  3. Karen's Aunt Arlene says:

    FYI: Tom here, here’s a thought. I operated off a carrier in a different life time. We and the adversaries used to play war games. See and be seen, hide and seek, hit and run or see if you can find me type games. You possibly encountered a naval ship trying to see how close he could get to the carrier, maybe even trying to use you as a radar shadow. By identifying his pos, U gave him away. He would run black and no-radar, just to see if the carrier and CIC was paying attention.

  4. bongojonny says:

    looking forward to your additional posts. feel like i should contribute to your journey as i am entertained and informed by your entries. linking you to all my chicago sailing friends

  5. Livia says:

    Instead of saying you couldn’t heave to you can say that you successfully “forereached” 😀

  6. JonB says:

    Curious what the logistics are for crossing the border to Mexico on boat? How long can you stay?

  7. mattholmes says:

    1. we must enter at a designated port of entry: ensenada is just across the border, the next is cabo san lucas (so we will do ensenada, so that we are legally permitted to stop in the places between here and ensenada).
    2. officially, we must fly the orange “q” flag–quarantine flag–in each new country we enter, until we are officially checked in. Though I get the feeling that mexico isn’t as strict as others.
    3. we must go to whatever the official check-in office is, and provide:
    a. passports for each crewmember
    b. official boat paperwork (either the uscg boat registration, or the dmv state registration)
    c. a crewlist, listing everyone on the boat
    4. one must purchase a TIP, or “temporary import permit”; this is specific to mexico. As it happens, we already have one from when the boat was originally in mexico (when we bought it).
    5. one must have mexican insurance, liability that is. This may only be necessary if you stay in a marina–not sure on this count yet.
    6. if you carry a single fishing hook on the boat, you need to buy a fishing license

    Not sure how long you can stay; I’ve never seen that mentioned anywhere, so it may be indefinitely. I know in french polynesia it is limited to 90 days, but mexico is decidedly not french polynesia.

  8. mattholmes says:

    I thank you for that, livia!

  9. Carol Anne says:

    Always keep in mind when dealing with things that are bigger than you, whether military or commercial … You are small. You are invisible. Even if they happen to have radar or other things turned on (which they often will not), those systems are fallible, and a lot of the time nobody is paying attention anyway.

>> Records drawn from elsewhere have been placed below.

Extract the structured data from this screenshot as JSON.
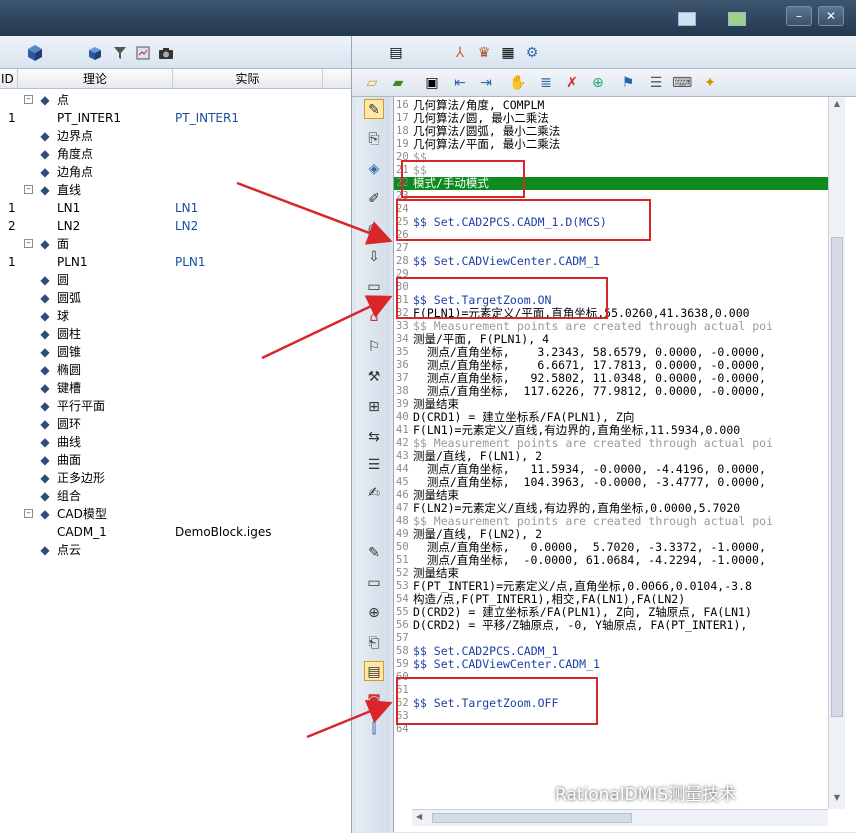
{
  "window": {
    "title_icons": [
      "window-icon",
      "network-icon"
    ],
    "minimize": "–",
    "close": "✕"
  },
  "left": {
    "columns": {
      "id": "ID",
      "nominal": "理论",
      "actual": "实际"
    },
    "tree": [
      {
        "id": "",
        "label": "点",
        "actual": "",
        "level": 0,
        "expander": "–",
        "icon": "point-icon"
      },
      {
        "id": "1",
        "label": "PT_INTER1",
        "actual": "PT_INTER1",
        "level": 1,
        "expander": "",
        "icon": ""
      },
      {
        "id": "",
        "label": "边界点",
        "actual": "",
        "level": 0,
        "expander": "",
        "icon": "edge-point-icon"
      },
      {
        "id": "",
        "label": "角度点",
        "actual": "",
        "level": 0,
        "expander": "",
        "icon": "angle-point-icon"
      },
      {
        "id": "",
        "label": "边角点",
        "actual": "",
        "level": 0,
        "expander": "",
        "icon": "corner-point-icon"
      },
      {
        "id": "",
        "label": "直线",
        "actual": "",
        "level": 0,
        "expander": "–",
        "icon": "line-icon"
      },
      {
        "id": "1",
        "label": "LN1",
        "actual": "LN1",
        "level": 1,
        "expander": "",
        "icon": ""
      },
      {
        "id": "2",
        "label": "LN2",
        "actual": "LN2",
        "level": 1,
        "expander": "",
        "icon": ""
      },
      {
        "id": "",
        "label": "面",
        "actual": "",
        "level": 0,
        "expander": "–",
        "icon": "plane-icon"
      },
      {
        "id": "1",
        "label": "PLN1",
        "actual": "PLN1",
        "level": 1,
        "expander": "",
        "icon": ""
      },
      {
        "id": "",
        "label": "圆",
        "actual": "",
        "level": 0,
        "expander": "",
        "icon": "circle-icon"
      },
      {
        "id": "",
        "label": "圆弧",
        "actual": "",
        "level": 0,
        "expander": "",
        "icon": "arc-icon"
      },
      {
        "id": "",
        "label": "球",
        "actual": "",
        "level": 0,
        "expander": "",
        "icon": "sphere-icon"
      },
      {
        "id": "",
        "label": "圆柱",
        "actual": "",
        "level": 0,
        "expander": "",
        "icon": "cylinder-icon"
      },
      {
        "id": "",
        "label": "圆锥",
        "actual": "",
        "level": 0,
        "expander": "",
        "icon": "cone-icon"
      },
      {
        "id": "",
        "label": "椭圆",
        "actual": "",
        "level": 0,
        "expander": "",
        "icon": "ellipse-icon"
      },
      {
        "id": "",
        "label": "键槽",
        "actual": "",
        "level": 0,
        "expander": "",
        "icon": "slot-icon"
      },
      {
        "id": "",
        "label": "平行平面",
        "actual": "",
        "level": 0,
        "expander": "",
        "icon": "parallel-planes-icon"
      },
      {
        "id": "",
        "label": "圆环",
        "actual": "",
        "level": 0,
        "expander": "",
        "icon": "torus-icon"
      },
      {
        "id": "",
        "label": "曲线",
        "actual": "",
        "level": 0,
        "expander": "",
        "icon": "curve-icon"
      },
      {
        "id": "",
        "label": "曲面",
        "actual": "",
        "level": 0,
        "expander": "",
        "icon": "surface-icon"
      },
      {
        "id": "",
        "label": "正多边形",
        "actual": "",
        "level": 0,
        "expander": "",
        "icon": "polygon-icon"
      },
      {
        "id": "",
        "label": "组合",
        "actual": "",
        "level": 0,
        "expander": "",
        "icon": "group-icon"
      },
      {
        "id": "",
        "label": "CAD模型",
        "actual": "",
        "level": 0,
        "expander": "–",
        "icon": "cad-icon"
      },
      {
        "id": "",
        "label": "CADM_1",
        "actual": "DemoBlock.iges",
        "level": 1,
        "expander": "",
        "icon": ""
      },
      {
        "id": "",
        "label": "点云",
        "actual": "",
        "level": 0,
        "expander": "",
        "icon": "point-cloud-icon"
      }
    ]
  },
  "editor": {
    "lines": [
      {
        "n": "16",
        "t": "几何算法/角度, COMPLM",
        "c": "black"
      },
      {
        "n": "17",
        "t": "几何算法/圆, 最小二乘法",
        "c": "black"
      },
      {
        "n": "18",
        "t": "几何算法/圆弧, 最小二乘法",
        "c": "black"
      },
      {
        "n": "19",
        "t": "几何算法/平面, 最小二乘法",
        "c": "black"
      },
      {
        "n": "20",
        "t": "$$",
        "c": "gray"
      },
      {
        "n": "21",
        "t": "$$",
        "c": "gray"
      },
      {
        "n": "22",
        "t": "模式/手动模式",
        "c": "hl"
      },
      {
        "n": "23",
        "t": "",
        "c": "black"
      },
      {
        "n": "24",
        "t": "",
        "c": "black"
      },
      {
        "n": "25",
        "t": "$$ Set.CAD2PCS.CADM_1.D(MCS)",
        "c": "blue"
      },
      {
        "n": "26",
        "t": "",
        "c": "black"
      },
      {
        "n": "27",
        "t": "",
        "c": "black"
      },
      {
        "n": "28",
        "t": "$$ Set.CADViewCenter.CADM_1",
        "c": "blue"
      },
      {
        "n": "29",
        "t": "",
        "c": "black"
      },
      {
        "n": "30",
        "t": "",
        "c": "black"
      },
      {
        "n": "31",
        "t": "$$ Set.TargetZoom.ON",
        "c": "blue"
      },
      {
        "n": "32",
        "t": "F(PLN1)=元素定义/平面,直角坐标,55.0260,41.3638,0.000",
        "c": "black"
      },
      {
        "n": "33",
        "t": "$$ Measurement points are created through actual poi",
        "c": "gray"
      },
      {
        "n": "34",
        "t": "测量/平面, F(PLN1), 4",
        "c": "black"
      },
      {
        "n": "35",
        "t": "  测点/直角坐标,    3.2343, 58.6579, 0.0000, -0.0000,",
        "c": "black"
      },
      {
        "n": "36",
        "t": "  测点/直角坐标,    6.6671, 17.7813, 0.0000, -0.0000,",
        "c": "black"
      },
      {
        "n": "37",
        "t": "  测点/直角坐标,   92.5802, 11.0348, 0.0000, -0.0000,",
        "c": "black"
      },
      {
        "n": "38",
        "t": "  测点/直角坐标,  117.6226, 77.9812, 0.0000, -0.0000,",
        "c": "black"
      },
      {
        "n": "39",
        "t": "测量结束",
        "c": "black"
      },
      {
        "n": "40",
        "t": "D(CRD1) = 建立坐标系/FA(PLN1), Z向",
        "c": "black"
      },
      {
        "n": "41",
        "t": "F(LN1)=元素定义/直线,有边界的,直角坐标,11.5934,0.000",
        "c": "black"
      },
      {
        "n": "42",
        "t": "$$ Measurement points are created through actual poi",
        "c": "gray"
      },
      {
        "n": "43",
        "t": "测量/直线, F(LN1), 2",
        "c": "black"
      },
      {
        "n": "44",
        "t": "  测点/直角坐标,   11.5934, -0.0000, -4.4196, 0.0000,",
        "c": "black"
      },
      {
        "n": "45",
        "t": "  测点/直角坐标,  104.3963, -0.0000, -3.4777, 0.0000,",
        "c": "black"
      },
      {
        "n": "46",
        "t": "测量结束",
        "c": "black"
      },
      {
        "n": "47",
        "t": "F(LN2)=元素定义/直线,有边界的,直角坐标,0.0000,5.7020",
        "c": "black"
      },
      {
        "n": "48",
        "t": "$$ Measurement points are created through actual poi",
        "c": "gray"
      },
      {
        "n": "49",
        "t": "测量/直线, F(LN2), 2",
        "c": "black"
      },
      {
        "n": "50",
        "t": "  测点/直角坐标,   0.0000,  5.7020, -3.3372, -1.0000,",
        "c": "black"
      },
      {
        "n": "51",
        "t": "  测点/直角坐标,  -0.0000, 61.0684, -4.2294, -1.0000,",
        "c": "black"
      },
      {
        "n": "52",
        "t": "测量结束",
        "c": "black"
      },
      {
        "n": "53",
        "t": "F(PT_INTER1)=元素定义/点,直角坐标,0.0066,0.0104,-3.8",
        "c": "black"
      },
      {
        "n": "54",
        "t": "构造/点,F(PT_INTER1),相交,FA(LN1),FA(LN2)",
        "c": "black"
      },
      {
        "n": "55",
        "t": "D(CRD2) = 建立坐标系/FA(PLN1), Z向, Z轴原点, FA(LN1)",
        "c": "black"
      },
      {
        "n": "56",
        "t": "D(CRD2) = 平移/Z轴原点, -0, Y轴原点, FA(PT_INTER1),",
        "c": "black"
      },
      {
        "n": "57",
        "t": "",
        "c": "black"
      },
      {
        "n": "58",
        "t": "$$ Set.CAD2PCS.CADM_1",
        "c": "blue"
      },
      {
        "n": "59",
        "t": "$$ Set.CADViewCenter.CADM_1",
        "c": "blue"
      },
      {
        "n": "60",
        "t": "",
        "c": "black"
      },
      {
        "n": "61",
        "t": "",
        "c": "black"
      },
      {
        "n": "62",
        "t": "$$ Set.TargetZoom.OFF",
        "c": "blue"
      },
      {
        "n": "63",
        "t": "",
        "c": "black"
      },
      {
        "n": "64",
        "t": "",
        "c": "black"
      }
    ]
  },
  "watermark": "RationalDMIS测量技术",
  "colors": {
    "highlight": "#0f8a1e",
    "annotation": "#d8262a",
    "code_blue": "#1c3fa8"
  }
}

    Meanwhile, don’t be so hard on yourself for being unable to heave-to. Some boats just won’t. And I have a scar on my scalp from an incident with the boom when a skipper thought he could heave-to in a boat that didn’t have a keel that would cooperate with that action.

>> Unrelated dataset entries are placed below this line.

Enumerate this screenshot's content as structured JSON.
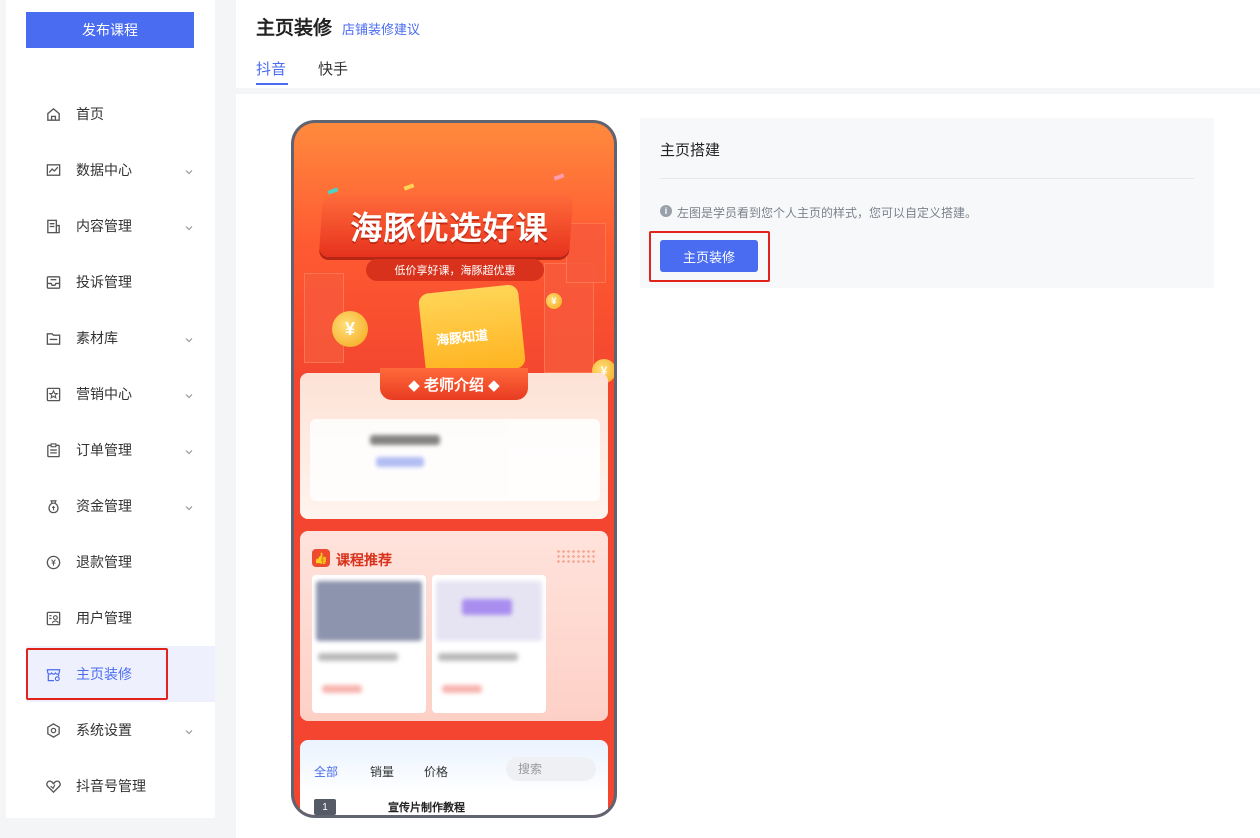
{
  "sidebar": {
    "publish_label": "发布课程",
    "items": [
      {
        "label": "首页",
        "icon": "home-icon",
        "has_submenu": false,
        "active": false
      },
      {
        "label": "数据中心",
        "icon": "chart-icon",
        "has_submenu": true,
        "active": false
      },
      {
        "label": "内容管理",
        "icon": "document-icon",
        "has_submenu": true,
        "active": false
      },
      {
        "label": "投诉管理",
        "icon": "inbox-icon",
        "has_submenu": false,
        "active": false
      },
      {
        "label": "素材库",
        "icon": "folder-icon",
        "has_submenu": true,
        "active": false
      },
      {
        "label": "营销中心",
        "icon": "star-icon",
        "has_submenu": true,
        "active": false
      },
      {
        "label": "订单管理",
        "icon": "clipboard-icon",
        "has_submenu": true,
        "active": false
      },
      {
        "label": "资金管理",
        "icon": "money-bag-icon",
        "has_submenu": true,
        "active": false
      },
      {
        "label": "退款管理",
        "icon": "refund-icon",
        "has_submenu": false,
        "active": false
      },
      {
        "label": "用户管理",
        "icon": "user-icon",
        "has_submenu": false,
        "active": false
      },
      {
        "label": "主页装修",
        "icon": "storefront-icon",
        "has_submenu": false,
        "active": true
      },
      {
        "label": "系统设置",
        "icon": "settings-icon",
        "has_submenu": true,
        "active": false
      },
      {
        "label": "抖音号管理",
        "icon": "heart-icon",
        "has_submenu": false,
        "active": false
      }
    ]
  },
  "header": {
    "title": "主页装修",
    "link": "店铺装修建议",
    "tabs": [
      "抖音",
      "快手"
    ],
    "active_tab": "抖音"
  },
  "phone": {
    "hero_title": "海豚优选好课",
    "hero_subtitle": "低价享好课，海豚超优惠",
    "gift_label": "海豚知道",
    "teacher_section": "老师介绍",
    "course_section": "课程推荐",
    "filter_tabs": [
      "全部",
      "销量",
      "价格"
    ],
    "search_placeholder": "搜索",
    "first_rank": "1",
    "first_course": "宣传片制作教程"
  },
  "panel": {
    "title": "主页搭建",
    "tip": "左图是学员看到您个人主页的样式，您可以自定义搭建。",
    "button": "主页装修"
  },
  "colors": {
    "accent": "#4a6cf0",
    "highlight": "#e0241b",
    "hero": "#f3452f"
  }
}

  10. Ray says:

    What a fantastic trip! 20 knots W-NW! I was a little envious on Sunday, as it was so breezy on the beach in Santa Monica. We had a great time with you all. Bon Voyage!

  11. Ralph Brown says:

    Matt & Karen
    I’m really enjoying following your adventure. It looks like you are right across the bay from the North Island Naval Air Station where I did some flying during my Navy days.

  12. Neil Topliffe says:

    Maybe Warship 88 was on the brink of a surprise attach and you missed utter destruction by mere moments! Or maybe they were asleep at the radar screen… Best of luck you two!

  13. Dana Maulshagen says:

    I beg your pardon for just noticing this now, but I saw in this post that you referred to Syzygy as “her.” Do you imagine your boat to be female? Does Karen? Not that it matters, I’m just curious. Thanks Cuz.

  14. mattholmes says:

    yup that’s right! All boats are female. Not sure why, the reason is lost to history I imagine, but there are no male boats out there, all female!

  15. bruce says:

    Great to hear that the adventure is underway. Regarding heaving to: i’ve been able to do this with my Valiant; dumb question perhaps: do you backwind the jib when you heave to? This is critical for most boats; back wind the jib and then trim the main just enough to keep the bow from blowing off completly and boat should slowly forereach at about 60 deg to the waves/wind….

Leave a Reply